Fatal Toxicities Vary by Immune Checkpoint Inhibitor Type

October 15, 2018
John Schieszer
John Schieszer

A study in JAMA Oncology found that a wide range of fatal toxic events can occur with immune checkpoint inhibitors, and the type of event varies by agent.

Fatal toxic effects associated with immune checkpoint inhibitors (ICIs) are rare, and their frequency appears to depend on the type of therapeutic regimen, according to a new systematic review and meta-analysis.

Investigators at Vanderbilt University found there are a broad range of regimen-specific toxic effects that can cause fatalities in 0.3% to 1.3% of treated patients. Their findings, published in JAMA Oncology, report that fatal toxic effects tend to occur very early in treatment: at a median of 40 days for monotherapy and of 14.5 days with combination immunotherapy.

“Our study drew on multiple sources to define the clinical features of fatal toxicities associated with ICIs,” said lead study author Daniel Wang, MD, an assistant professor in the department of medicine and hematology/oncology at Baylor College of Medicine in Houston, Texas. “These findings should raise awareness among clinicians of the early and wide-ranging presentation of fatal toxicities.”

The researchers examined the spectrum, timing, and clinical features of fatal ICI-associated toxic effects by examining the World Health Organization’s pharmacovigilance database, VigiLyze. More than 16,000,000 adverse drug reactions and records from 7 academic centers were analyzed. The team also conducted a meta-analysis of published trials with anti–programmed death 1/ligand 1 (PD-1/PD-L1) and anti–cytotoxic T lymphocyte antigen 4 (CTLA-4).

The analysis included anti–CTLA-4 agents (ipilimumab or tremelimumab), anti–PD-1 agents (nivolumab, pembrolizumab), and anti–PD-L1 agents (atezolizumab, avelumab, durvalumab). Using VigiLyze, the researchers found 613 reported fatal toxic events associated with ICIs between 2009 and January 2018.

“It was interesting to find differing patterns of fatal toxicities based on ICI regimens. We noted that deaths related to ipilimumab were largely due to colitis, while deaths related to anti-PD-1 had a broad spectrum of events. Notably, patients treated with combination therapy had more deaths due to co-occurring toxicities (cardiac and neuromuscular),” said Wang.

The retrospective review of 3,545 patients treated with ICIs at 7 academic centers showed there was a 0.6% fatality rate, with cardiac and neurologic events being especially prominent (43%). The median time from symptom onset to death was 32 days. A meta-analysis of 112 trials involving 19,217 patients showed toxicity-related fatality rates were 0.36% with anti–PD-1 treatment, 0.38%  with anti–PD-L1 treatment, 1.08% with anti–CTLA-4 treatment, and 1.23% with a combination of PD-1/PD-L1 and CTLA-4.
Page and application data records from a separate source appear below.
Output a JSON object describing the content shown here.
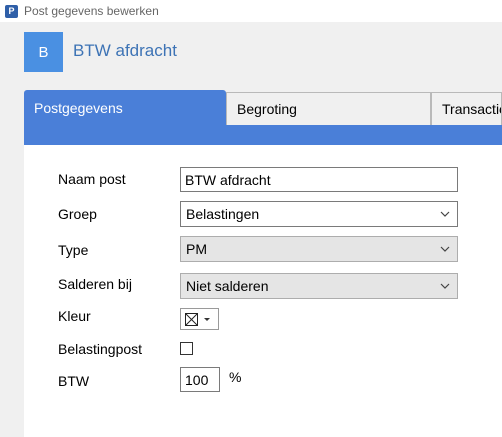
{
  "window": {
    "title": "Post gegevens bewerken",
    "app_icon_letter": "P"
  },
  "header": {
    "badge_letter": "B",
    "title": "BTW afdracht"
  },
  "tabs": [
    {
      "label": "Postgegevens",
      "active": true
    },
    {
      "label": "Begroting",
      "active": false
    },
    {
      "label": "Transacties",
      "active": false
    }
  ],
  "form": {
    "naam_post": {
      "label": "Naam post",
      "value": "BTW afdracht"
    },
    "groep": {
      "label": "Groep",
      "value": "Belastingen"
    },
    "type": {
      "label": "Type",
      "value": "PM"
    },
    "salderen_bij": {
      "label": "Salderen bij",
      "value": "Niet salderen"
    },
    "kleur": {
      "label": "Kleur"
    },
    "belastingpost": {
      "label": "Belastingpost",
      "checked": false
    },
    "btw": {
      "label": "BTW",
      "value": "100",
      "unit": "%"
    }
  },
  "colors": {
    "accent": "#4a7fd8",
    "badge": "#4a90e2",
    "title_text": "#3d73b5"
  }
}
“Further molecular studies are needed to understand the underpinning of these fatal events so that algorithms for managing these toxicities can be optimized,” Wang told Cancer Network.

David Gerber, MD, who is a professor of internal medicine in the hematology/oncology division at UT Southwestern Medical Center in Dallas, Texas, stressed the importance of this study in adding to our understanding about the link between immune checkpoint inhibitors and fatal toxicities.

“What sets the autoimmune toxicities of immune checkpoint inhibitors apart from the adverse events of conventional chemotherapy is their unpredictability,” Gerber told Cancer Network. “These toxicities appear to affect patients randomly, with no clear association with cancer type, patient age, or comorbidities.” This study helps to investigate severe immunotherapy toxicities in a more detailed fashion, Gerber added.